San Bernardino Councilmember Ben Reynoso speaks at the SB Community Stand Against Racism gathering in front of SB City Hall, October 23, 2023.
San Bernardino Councilmember Ben Reynoso speaks at the SB Community Stand Against Racism gathering in front of SB City Hall, October 23, 2023. Credit: BVN staff

Last Updated on October 24, 2023 by BVN

S.E. Williams

The incident of hate speech that occurred during last week’s San Bernardino City Council meeting by a faceless, unknown coward who spewed his vile comments via telephone, certainly raised the ire of the community to a fever pitch with passion not seen since the uprising of 2020. 

In its wake, the city has offered an official apology, the community has gathered together in solidarity and the police are pulling out all the stops to identify the racist culprit— and with the IP address it is possible they just might identify the individual… and then what?

How do you change people’s hearts and minds? That is the operative question and certainly if we knew the answer to it, then as a community, as a state, as a nation, we would have applied it long ago and such incidents would be a thing of the past. That being said, positive things are happening in the wake of the incident. 

In addition to community dialogue and acts of solidarity as experienced during the San Bernardino Community Stand Against Racism held Monday, October 23, we are looking to apply the law that may not be able to change hearts and minds, but can certainly impose accountability. In this instance, the accountability option is  California Penal Code 403 which makes it a crime for a person to willfully disturb or break up a public meeting. CA Penal Code 403 is the best option for accountability in this instance because hate speech is not a crime. 

Accountability is when you accept responsibility for the consequences of your actions, words, and decisions.

Emily May

In June, Black Voice News, in partnership with Mapping Black California, released a report, Mapping Hate, where we examined incidents of hate in California by county across a five year period, 2016 to 2021. What stood out was firstly, that Anti-Black or African American hate crimes continue to be the largest bias incident victim category and secondly, the majority of offense types during this period were verbal slurs. But again, I must reiterate that hate speech is not a crime though it is considered a hate incident which is defined as “an action or behavior motivated by hate but which, for one or more reasons, is not a crime.”  

Although there is currently a lot of passion in the community among those angry about what occurred and who are  pressing for accountability, I would ask that instead we consider this in the equation. During the five year period of our Mapping Hate report, among the things that stood out were that the majority of racial hate crimes during this period were Anti-Black (28%). The data also revealed there is little consequence for bad behavior as it relates to such hate crimes. Generally, only 35% of hate crimes are referred for potential prosecution and of those, only 50% (18% off all crimes) are filed.

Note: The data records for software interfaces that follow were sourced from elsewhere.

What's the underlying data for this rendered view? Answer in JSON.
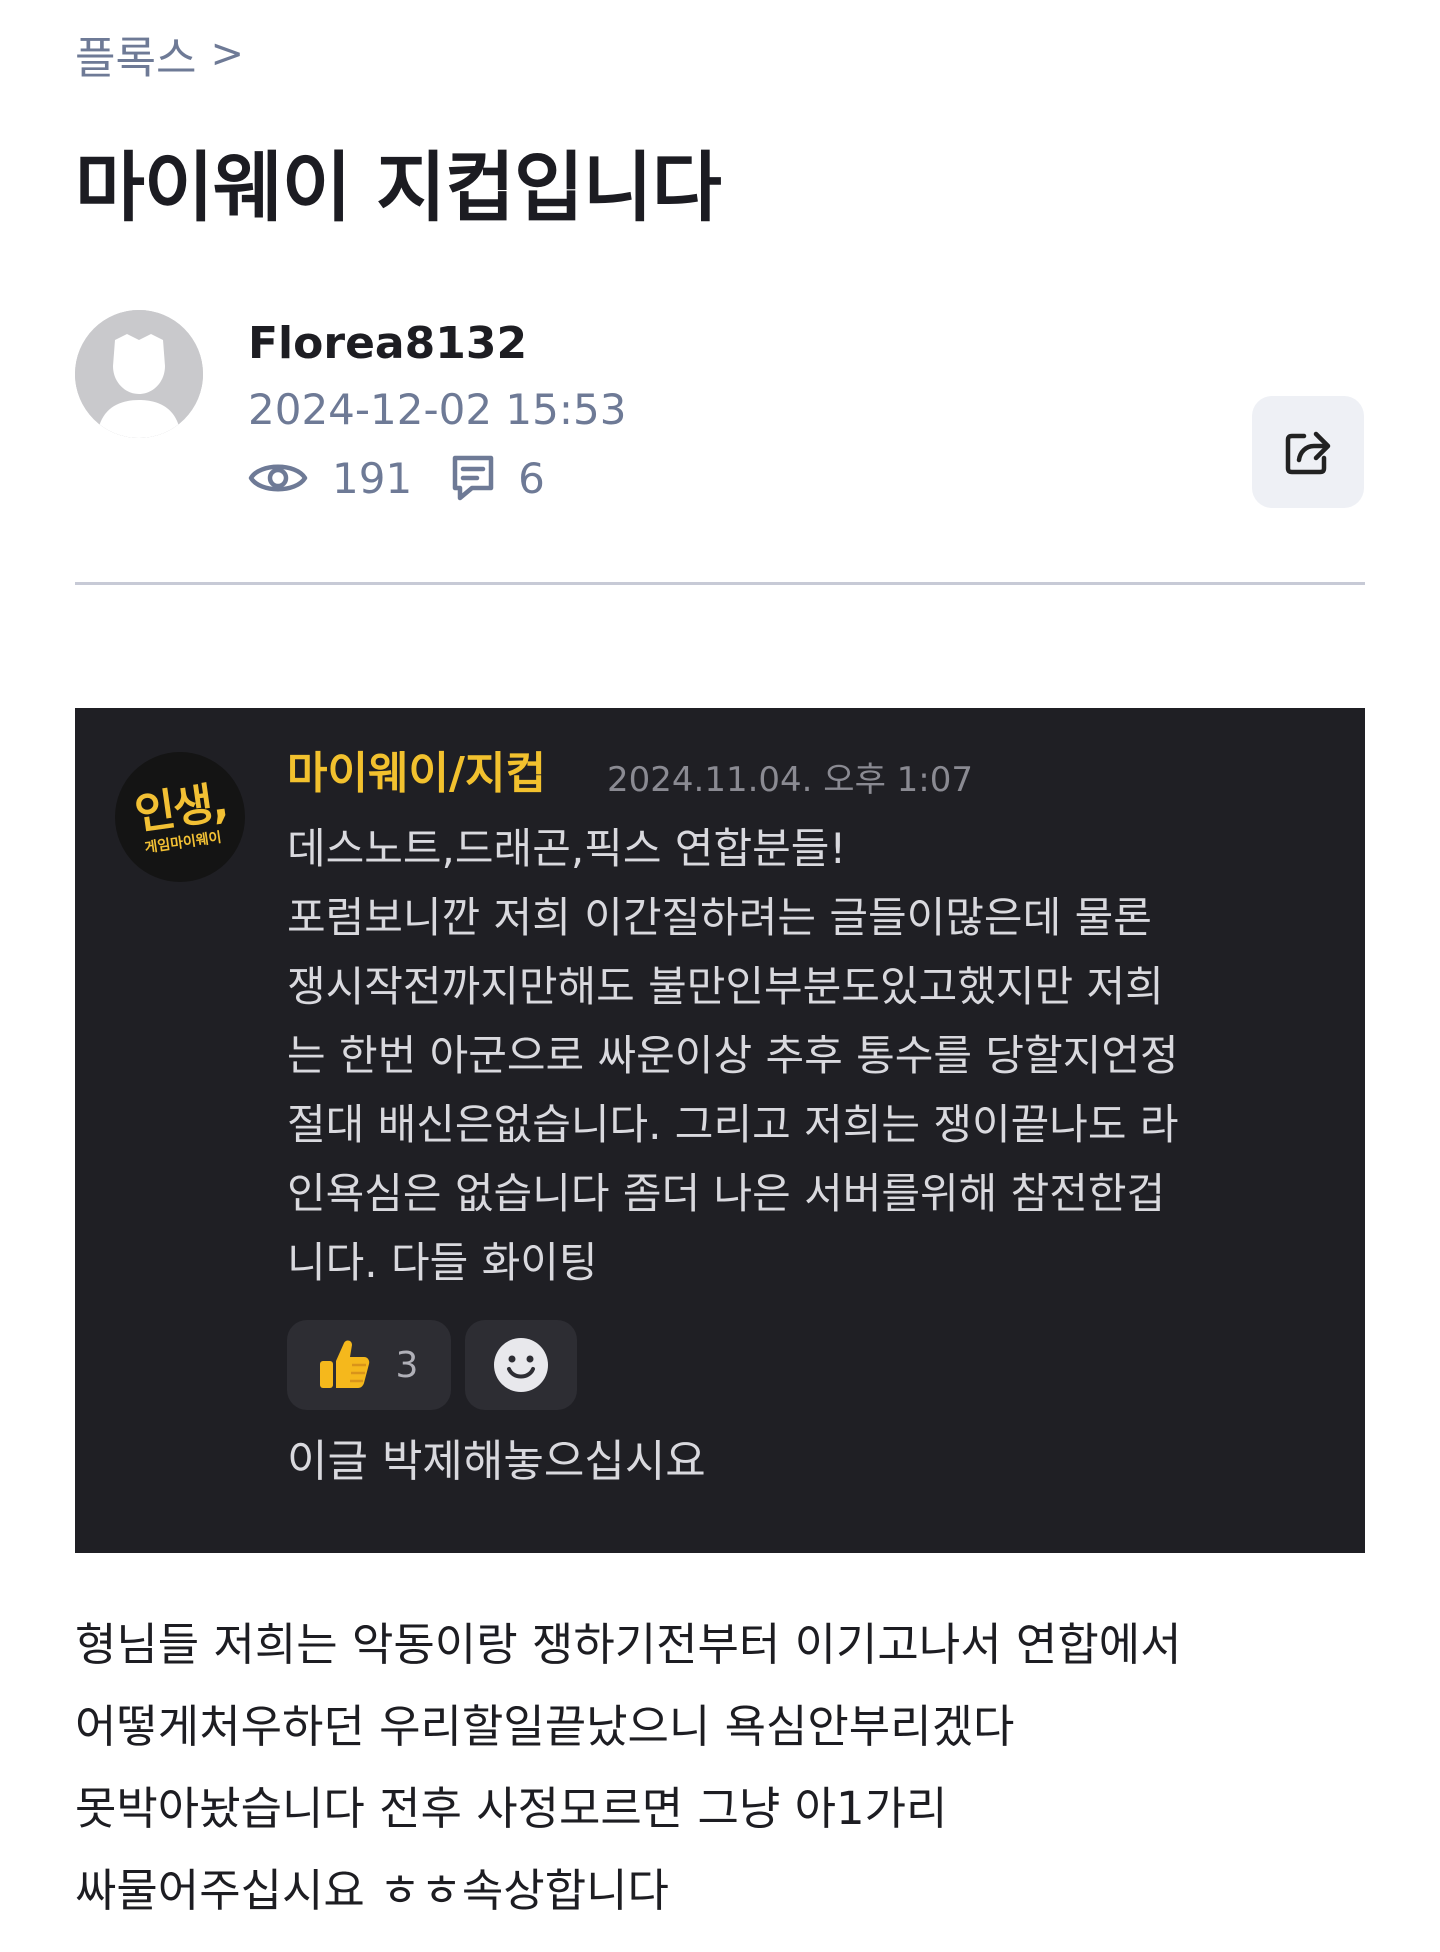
{
  "breadcrumb": {
    "category": "플록스",
    "separator": ">"
  },
  "post": {
    "title": "마이웨이 지컵입니다",
    "author": "Florea8132",
    "date": "2024-12-02 15:53",
    "views": "191",
    "comments": "6"
  },
  "icons": {
    "avatar": "default-user-avatar",
    "views": "eye-icon",
    "comments": "comment-icon",
    "share": "share-icon",
    "like": "thumbs-up-emoji",
    "emoji": "smiley-face-icon"
  },
  "embed": {
    "avatar_logo_main": "인생,",
    "avatar_logo_sub": "게임마이웨이",
    "name": "마이웨이/지컵",
    "time": "2024.11.04. 오후 1:07",
    "lines": [
      "데스노트,드래곤,픽스 연합분들!",
      "포럼보니깐 저희 이간질하려는 글들이많은데 물론",
      "쟁시작전까지만해도 불만인부분도있고했지만 저희",
      "는 한번 아군으로 싸운이상 추후 통수를 당할지언정",
      "절대 배신은없습니다. 그리고 저희는 쟁이끝나도 라",
      "인욕심은 없습니다 좀더 나은 서버를위해 참전한겁",
      "니다. 다들 화이팅"
    ],
    "like_count": "3",
    "comment": "이글 박제해놓으십시요"
  },
  "article": {
    "lines": [
      "형님들 저희는 악동이랑 쟁하기전부터 이기고나서 연합에서",
      "어떻게처우하던 우리할일끝났으니 욕심안부리겠다",
      "못박아놨습니다 전후 사정모르면 그냥 아1가리",
      "싸물어주십시요 ㅎㅎ속상합니다"
    ]
  },
  "colors": {
    "accent_gold": "#f2c12e",
    "meta_gray": "#6e7a96",
    "embed_bg": "#1f1f24"
  }
}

From there 58% of cases filed are disposed, and of those, 49% are convicted as a hate crime. The other 51% are either not convicted of a hate crime, or not convicted at all. When you crunch the numbers, what this means is that of all the hate crimes committed in the state of California during the five year study period, less than six percent resulted in a hate crime conviction. 

The quest for accountability is a word used ad nauseam  in relation to criminal justice. For example, how often do we hear officials—especially law and order enthusiasts who never saw a jail they did not want to fill–-talk about the need for those who commit crimes to be held accountable—especially Black folks. But when it comes to crimes, hate crimes in particular committed against Black people  we have to stop and ask: Where is the accountability?  

Hate speech as experienced during the San Bernardino City Council meeting last week is hurtful and should not be tolerated, but again, it is not a crime. However, there are real hate crimes being perpetrated against Blacks and other minorities that continue to go unpunished with very little notice. 

One of the ways we can truly channel frustration over what happed and make a difference is to demand that police agencies put as much energy into holding perpetrators of hate crimes accountable as they do in over arresting, over-charging and over-convicting Black people far out of proportion to their presence in the population. 

Of course this is just my opinion. I’m keeping it real. 

Stephanie Williams is executive editor of the IE Voice and Black Voice News. A longtime champion for civil rights and justice in all its forms, she is also an advocate for government transparency and committed to ferreting out and exposing government corruption. Stephanie has received awards for her investigative reporting and for her weekly column, Keeping it Real. Contact Stephanie with tips, comments. or concerns at